Task details
Whenever a line contains the string "icon", copy it out of the entries.

** Extracted data follows **

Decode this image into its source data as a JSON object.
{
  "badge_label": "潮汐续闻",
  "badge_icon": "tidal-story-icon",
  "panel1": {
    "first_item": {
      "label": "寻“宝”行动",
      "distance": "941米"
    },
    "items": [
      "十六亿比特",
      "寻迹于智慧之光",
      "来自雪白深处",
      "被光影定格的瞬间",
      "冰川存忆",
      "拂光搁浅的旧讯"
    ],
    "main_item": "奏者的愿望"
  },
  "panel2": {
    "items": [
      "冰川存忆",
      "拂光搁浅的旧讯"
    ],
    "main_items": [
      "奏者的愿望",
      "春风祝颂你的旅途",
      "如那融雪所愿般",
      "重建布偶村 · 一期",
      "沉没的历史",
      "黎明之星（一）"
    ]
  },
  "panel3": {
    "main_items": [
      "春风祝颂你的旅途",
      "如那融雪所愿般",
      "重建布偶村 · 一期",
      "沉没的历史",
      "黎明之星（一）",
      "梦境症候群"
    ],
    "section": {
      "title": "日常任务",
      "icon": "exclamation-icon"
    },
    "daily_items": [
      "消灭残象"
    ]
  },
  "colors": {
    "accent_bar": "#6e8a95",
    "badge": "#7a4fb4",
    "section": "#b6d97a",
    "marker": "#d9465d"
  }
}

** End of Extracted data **

Result of this exercise
  "badge_icon": "tidal-story-icon",
      "icon": "exclamation-icon"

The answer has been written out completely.